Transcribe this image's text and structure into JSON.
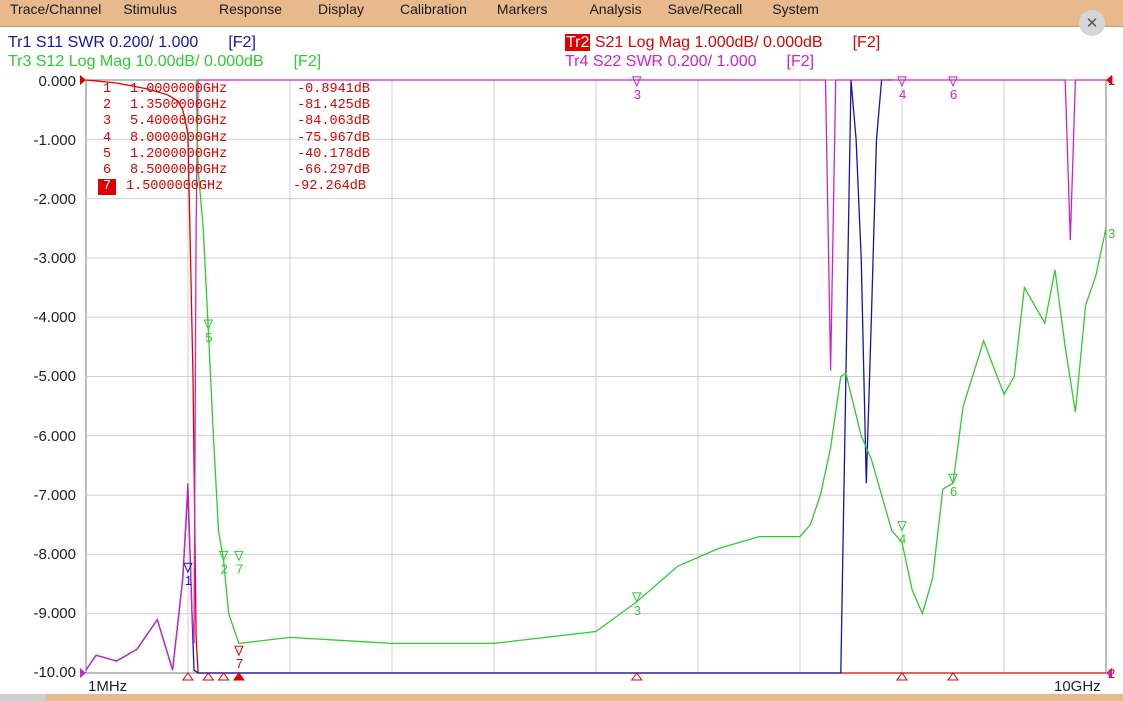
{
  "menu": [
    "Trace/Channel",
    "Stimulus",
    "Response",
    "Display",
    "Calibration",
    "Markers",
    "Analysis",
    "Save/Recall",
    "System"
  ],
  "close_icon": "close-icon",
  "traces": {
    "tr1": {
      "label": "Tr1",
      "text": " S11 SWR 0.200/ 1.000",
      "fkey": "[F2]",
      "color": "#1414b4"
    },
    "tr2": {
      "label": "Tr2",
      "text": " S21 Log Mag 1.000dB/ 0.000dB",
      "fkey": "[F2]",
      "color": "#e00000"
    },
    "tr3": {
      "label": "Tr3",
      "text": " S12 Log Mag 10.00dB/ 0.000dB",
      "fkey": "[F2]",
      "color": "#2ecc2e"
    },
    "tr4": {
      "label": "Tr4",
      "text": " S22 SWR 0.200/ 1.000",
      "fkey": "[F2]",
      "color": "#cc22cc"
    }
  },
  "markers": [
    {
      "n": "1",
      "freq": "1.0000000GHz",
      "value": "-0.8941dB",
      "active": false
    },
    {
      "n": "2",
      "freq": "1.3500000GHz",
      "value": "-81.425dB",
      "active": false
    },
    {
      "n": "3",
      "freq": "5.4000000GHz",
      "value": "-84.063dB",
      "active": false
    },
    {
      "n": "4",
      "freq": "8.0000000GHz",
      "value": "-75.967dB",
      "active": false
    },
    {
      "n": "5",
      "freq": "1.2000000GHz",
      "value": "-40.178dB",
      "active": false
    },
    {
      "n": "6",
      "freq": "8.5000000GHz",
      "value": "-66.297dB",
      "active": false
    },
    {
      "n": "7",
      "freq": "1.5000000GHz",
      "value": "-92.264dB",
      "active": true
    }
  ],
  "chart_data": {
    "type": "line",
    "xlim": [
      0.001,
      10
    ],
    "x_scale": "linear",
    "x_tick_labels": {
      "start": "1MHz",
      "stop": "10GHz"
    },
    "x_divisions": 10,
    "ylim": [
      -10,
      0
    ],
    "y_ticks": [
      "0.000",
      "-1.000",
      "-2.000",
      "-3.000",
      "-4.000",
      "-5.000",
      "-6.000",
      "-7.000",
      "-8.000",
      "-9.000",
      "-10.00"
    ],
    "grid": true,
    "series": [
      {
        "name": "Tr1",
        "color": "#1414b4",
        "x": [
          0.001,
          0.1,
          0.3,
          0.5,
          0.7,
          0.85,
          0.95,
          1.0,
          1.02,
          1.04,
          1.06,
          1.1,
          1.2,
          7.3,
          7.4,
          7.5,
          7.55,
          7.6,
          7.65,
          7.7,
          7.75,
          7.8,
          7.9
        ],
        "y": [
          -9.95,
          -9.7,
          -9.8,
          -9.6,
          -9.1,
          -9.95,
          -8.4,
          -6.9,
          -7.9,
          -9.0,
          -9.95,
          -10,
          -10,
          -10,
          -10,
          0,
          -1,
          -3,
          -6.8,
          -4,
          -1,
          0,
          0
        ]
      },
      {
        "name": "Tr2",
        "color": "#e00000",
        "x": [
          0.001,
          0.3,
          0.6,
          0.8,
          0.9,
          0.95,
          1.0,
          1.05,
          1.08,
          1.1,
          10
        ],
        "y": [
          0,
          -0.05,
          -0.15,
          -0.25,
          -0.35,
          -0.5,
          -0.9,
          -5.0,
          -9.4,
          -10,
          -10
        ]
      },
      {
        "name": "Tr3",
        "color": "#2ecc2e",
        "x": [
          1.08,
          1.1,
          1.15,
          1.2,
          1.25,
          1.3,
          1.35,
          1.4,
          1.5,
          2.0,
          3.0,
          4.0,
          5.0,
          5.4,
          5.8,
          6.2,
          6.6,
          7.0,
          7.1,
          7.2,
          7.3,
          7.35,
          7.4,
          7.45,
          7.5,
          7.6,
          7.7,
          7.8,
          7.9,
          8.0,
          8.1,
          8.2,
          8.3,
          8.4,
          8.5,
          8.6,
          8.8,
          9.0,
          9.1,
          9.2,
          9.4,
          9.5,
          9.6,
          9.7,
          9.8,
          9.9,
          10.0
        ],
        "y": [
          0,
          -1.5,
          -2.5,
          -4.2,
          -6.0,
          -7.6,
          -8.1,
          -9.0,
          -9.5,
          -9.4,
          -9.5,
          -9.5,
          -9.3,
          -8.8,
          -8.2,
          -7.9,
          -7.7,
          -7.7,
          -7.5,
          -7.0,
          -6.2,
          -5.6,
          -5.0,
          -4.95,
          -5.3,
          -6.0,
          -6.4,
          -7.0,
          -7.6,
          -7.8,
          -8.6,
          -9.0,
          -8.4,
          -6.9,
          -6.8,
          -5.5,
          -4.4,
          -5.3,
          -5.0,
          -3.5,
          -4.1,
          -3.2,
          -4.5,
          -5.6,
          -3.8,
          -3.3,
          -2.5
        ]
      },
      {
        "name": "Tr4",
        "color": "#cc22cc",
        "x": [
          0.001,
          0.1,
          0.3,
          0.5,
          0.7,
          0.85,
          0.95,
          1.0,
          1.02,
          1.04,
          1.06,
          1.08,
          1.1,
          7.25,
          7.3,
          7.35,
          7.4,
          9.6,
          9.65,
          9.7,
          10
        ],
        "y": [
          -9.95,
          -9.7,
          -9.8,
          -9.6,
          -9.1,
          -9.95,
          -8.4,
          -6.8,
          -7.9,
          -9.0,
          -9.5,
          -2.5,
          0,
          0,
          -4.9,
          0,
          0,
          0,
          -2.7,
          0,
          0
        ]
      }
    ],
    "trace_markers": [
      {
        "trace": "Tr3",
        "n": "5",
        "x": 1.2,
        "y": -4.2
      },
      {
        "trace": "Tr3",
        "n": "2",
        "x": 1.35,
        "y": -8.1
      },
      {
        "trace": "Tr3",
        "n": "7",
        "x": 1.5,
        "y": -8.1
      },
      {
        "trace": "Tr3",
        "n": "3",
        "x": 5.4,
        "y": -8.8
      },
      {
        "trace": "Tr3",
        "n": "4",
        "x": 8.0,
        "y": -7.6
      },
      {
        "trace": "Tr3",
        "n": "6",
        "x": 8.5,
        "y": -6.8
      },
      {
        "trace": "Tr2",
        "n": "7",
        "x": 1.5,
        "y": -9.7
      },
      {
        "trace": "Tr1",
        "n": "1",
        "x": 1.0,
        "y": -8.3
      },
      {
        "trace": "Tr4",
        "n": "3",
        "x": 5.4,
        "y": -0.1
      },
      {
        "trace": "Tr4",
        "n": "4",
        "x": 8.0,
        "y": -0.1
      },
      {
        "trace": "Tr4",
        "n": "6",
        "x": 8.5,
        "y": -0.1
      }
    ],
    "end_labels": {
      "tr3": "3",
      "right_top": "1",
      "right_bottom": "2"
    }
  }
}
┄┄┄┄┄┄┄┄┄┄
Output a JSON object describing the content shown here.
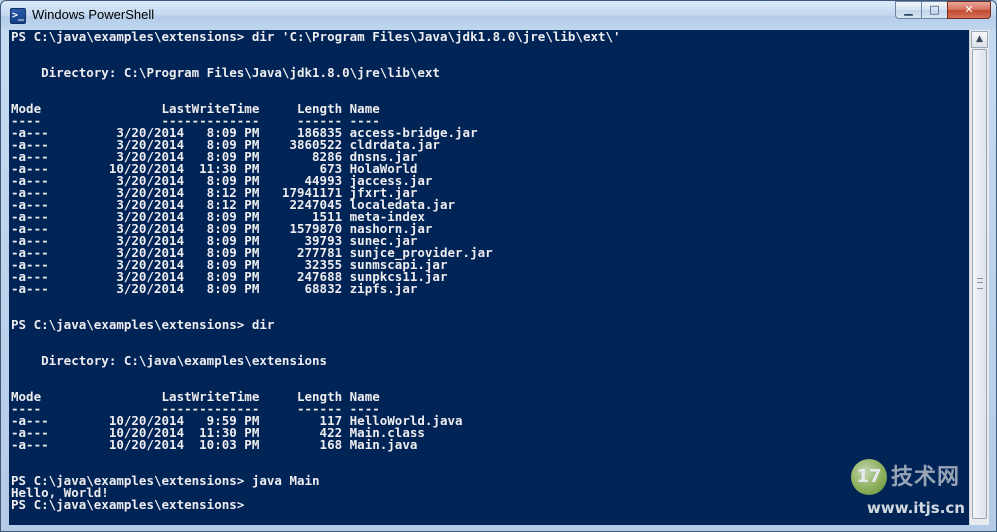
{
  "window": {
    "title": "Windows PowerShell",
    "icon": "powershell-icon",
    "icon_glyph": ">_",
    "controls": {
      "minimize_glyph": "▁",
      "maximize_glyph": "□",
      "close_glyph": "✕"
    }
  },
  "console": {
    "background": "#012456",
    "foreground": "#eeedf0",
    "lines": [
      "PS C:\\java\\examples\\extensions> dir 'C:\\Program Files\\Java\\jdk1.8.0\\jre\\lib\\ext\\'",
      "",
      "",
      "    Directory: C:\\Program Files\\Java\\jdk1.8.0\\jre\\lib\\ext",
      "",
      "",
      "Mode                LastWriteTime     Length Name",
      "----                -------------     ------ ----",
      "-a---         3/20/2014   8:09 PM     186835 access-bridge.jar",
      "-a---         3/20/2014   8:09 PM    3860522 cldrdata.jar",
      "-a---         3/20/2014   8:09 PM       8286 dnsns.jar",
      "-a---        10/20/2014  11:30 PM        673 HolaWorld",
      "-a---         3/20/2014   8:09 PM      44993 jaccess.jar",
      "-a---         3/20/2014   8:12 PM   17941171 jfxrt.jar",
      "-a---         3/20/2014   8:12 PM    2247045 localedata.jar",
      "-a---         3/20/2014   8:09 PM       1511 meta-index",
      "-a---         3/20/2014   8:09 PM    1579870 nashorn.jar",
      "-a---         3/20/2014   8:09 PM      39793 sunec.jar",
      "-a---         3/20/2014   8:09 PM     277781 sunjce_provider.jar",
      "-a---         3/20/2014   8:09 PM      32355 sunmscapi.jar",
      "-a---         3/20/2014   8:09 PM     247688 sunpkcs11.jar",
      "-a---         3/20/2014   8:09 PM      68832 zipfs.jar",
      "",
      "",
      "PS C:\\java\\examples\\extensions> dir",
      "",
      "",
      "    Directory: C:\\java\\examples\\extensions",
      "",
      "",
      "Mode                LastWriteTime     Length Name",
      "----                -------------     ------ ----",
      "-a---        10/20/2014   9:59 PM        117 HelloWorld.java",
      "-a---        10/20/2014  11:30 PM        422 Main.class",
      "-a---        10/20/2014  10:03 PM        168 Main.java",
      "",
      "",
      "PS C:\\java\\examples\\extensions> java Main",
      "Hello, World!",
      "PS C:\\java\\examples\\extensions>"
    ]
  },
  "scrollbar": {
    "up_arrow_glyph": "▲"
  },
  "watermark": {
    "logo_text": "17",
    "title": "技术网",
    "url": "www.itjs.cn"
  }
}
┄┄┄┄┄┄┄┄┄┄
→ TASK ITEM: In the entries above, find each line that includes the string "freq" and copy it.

→ EXERCISE ANSWER:
      "freq": "1.0000000GHz",
      "freq": "1.3500000GHz",
      "freq": "5.4000000GHz",
      "freq": "8.0000000GHz",
      "freq": "1.2000000GHz",
      "freq": "8.5000000GHz",
      "freq": "1.5000000GHz",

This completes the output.